> [Task statement] Wherever a line in the material contains the word "address", copy that line.
——————
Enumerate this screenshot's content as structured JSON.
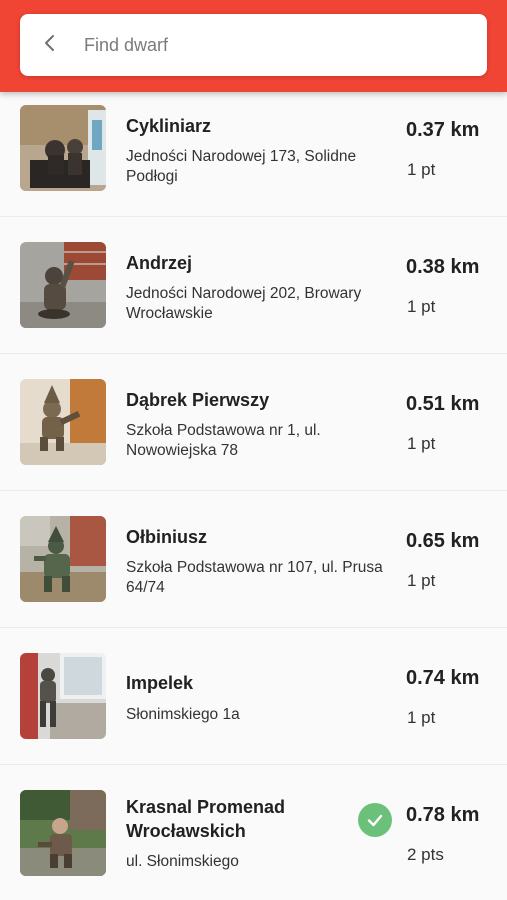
{
  "search": {
    "placeholder": "Find dwarf",
    "value": ""
  },
  "colors": {
    "header": "#f04435",
    "visited_badge": "#6cc17a"
  },
  "dwarfs": [
    {
      "name": "Cykliniarz",
      "address": "Jedności Narodowej 173, Solidne Podłogi",
      "distance": "0.37 km",
      "points": "1 pt",
      "visited": false
    },
    {
      "name": "Andrzej",
      "address": "Jedności Narodowej 202, Browary Wrocławskie",
      "distance": "0.38 km",
      "points": "1 pt",
      "visited": false
    },
    {
      "name": "Dąbrek Pierwszy",
      "address": "Szkoła Podstawowa nr 1, ul. Nowowiejska 78",
      "distance": "0.51 km",
      "points": "1 pt",
      "visited": false
    },
    {
      "name": "Ołbiniusz",
      "address": "Szkoła Podstawowa nr 107, ul. Prusa 64/74",
      "distance": "0.65 km",
      "points": "1 pt",
      "visited": false
    },
    {
      "name": "Impelek",
      "address": "Słonimskiego 1a",
      "distance": "0.74 km",
      "points": "1 pt",
      "visited": false
    },
    {
      "name": "Krasnal Promenad Wrocławskich",
      "address": "ul. Słonimskiego",
      "distance": "0.78 km",
      "points": "2 pts",
      "visited": true
    }
  ]
}
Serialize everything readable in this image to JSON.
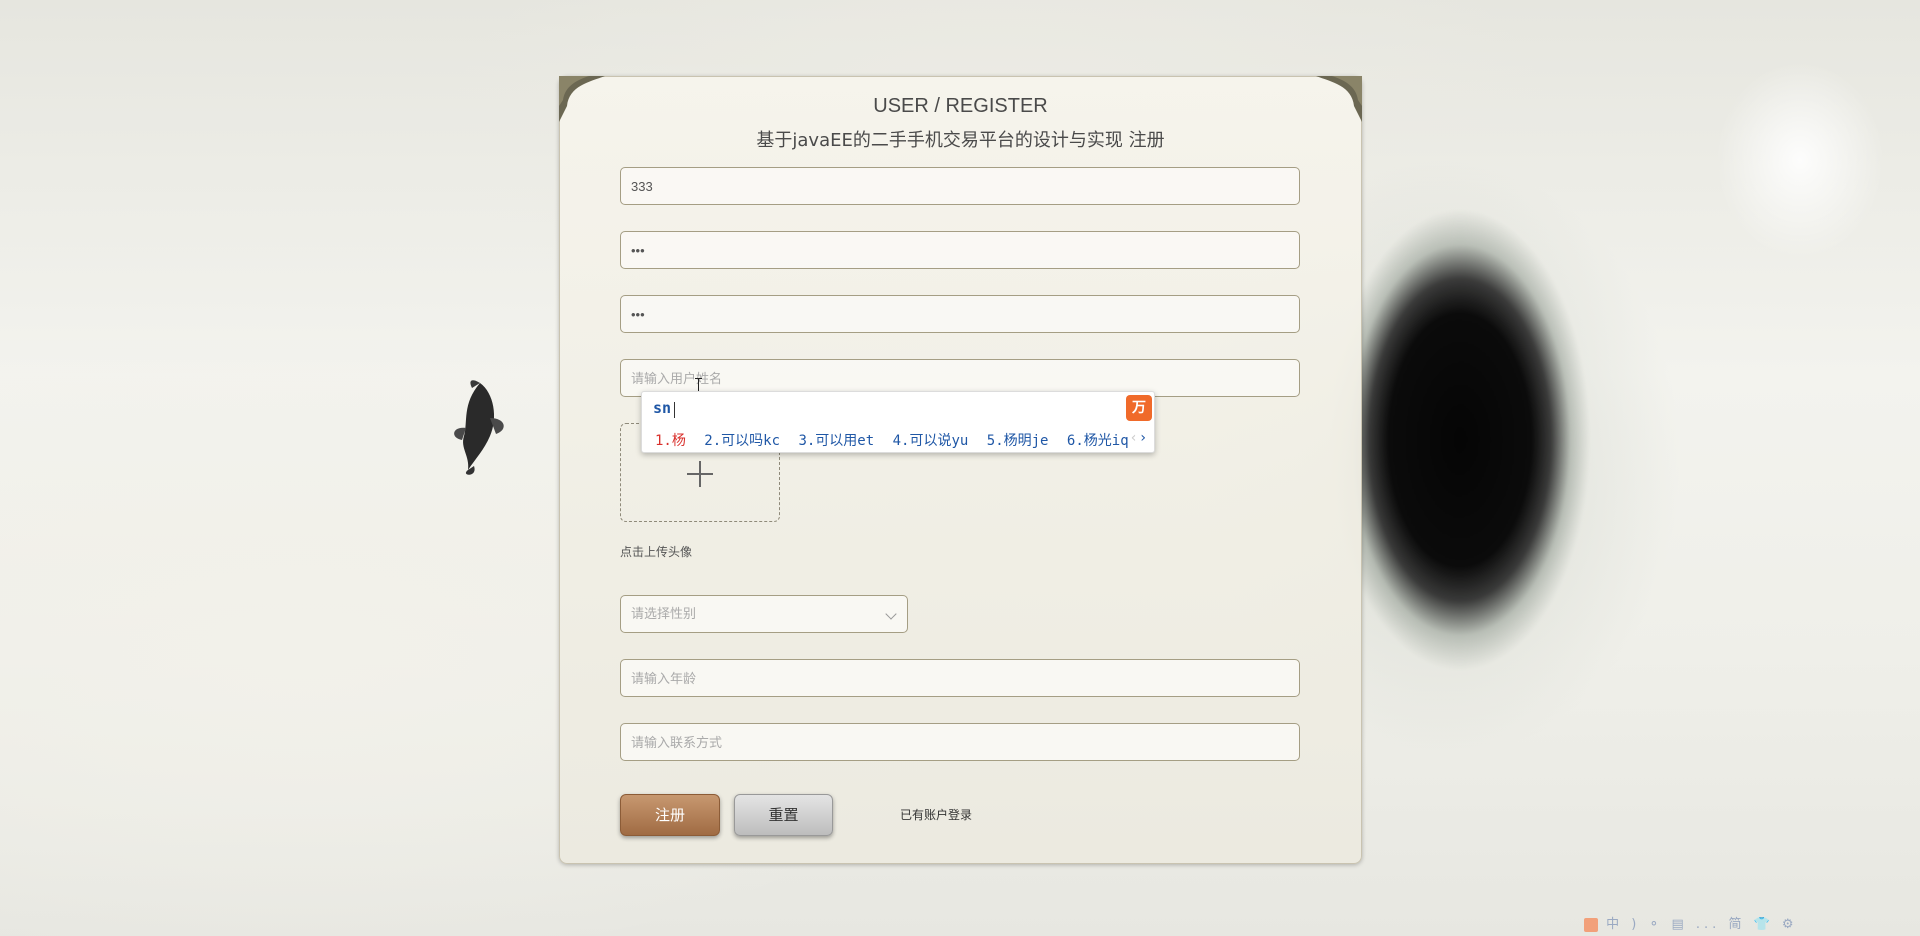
{
  "header": {
    "title_en": "USER / REGISTER",
    "title_cn": "基于javaEE的二手手机交易平台的设计与实现 注册"
  },
  "form": {
    "username": {
      "value": "333"
    },
    "password": {
      "value": "•••"
    },
    "password_confirm": {
      "value": "•••"
    },
    "real_name": {
      "placeholder": "请输入用户姓名"
    },
    "avatar": {
      "label": "点击上传头像"
    },
    "gender": {
      "placeholder": "请选择性别"
    },
    "age": {
      "placeholder": "请输入年龄"
    },
    "contact": {
      "placeholder": "请输入联系方式"
    }
  },
  "actions": {
    "register_label": "注册",
    "reset_label": "重置",
    "login_link": "已有账户登录"
  },
  "ime": {
    "input": "sn",
    "logo_icon": "ime-logo-icon",
    "candidates": [
      "1.杨",
      "2.可以吗kc",
      "3.可以用et",
      "4.可以说yu",
      "5.杨明je",
      "6.杨光iq"
    ],
    "prev_arrow": "‹",
    "next_arrow": "›",
    "accent_color": "#1f57a6",
    "highlight_color": "#d9302c"
  },
  "tray": {
    "items": "中 ) ⚬ ▤ ... 简 👕 ⚙"
  },
  "colors": {
    "primary_button": "#b07a4f",
    "secondary_button": "#cfcfcf"
  }
}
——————
> [Answer box]
      "address": "Jedności Narodowej 173, Solidne Podłogi",
      "address": "Jedności Narodowej 202, Browary Wrocławskie",
      "address": "Szkoła Podstawowa nr 1, ul. Nowowiejska 78",
      "address": "Szkoła Podstawowa nr 107, ul. Prusa 64/74",
      "address": "Słonimskiego 1a",
      "address": "ul. Słonimskiego",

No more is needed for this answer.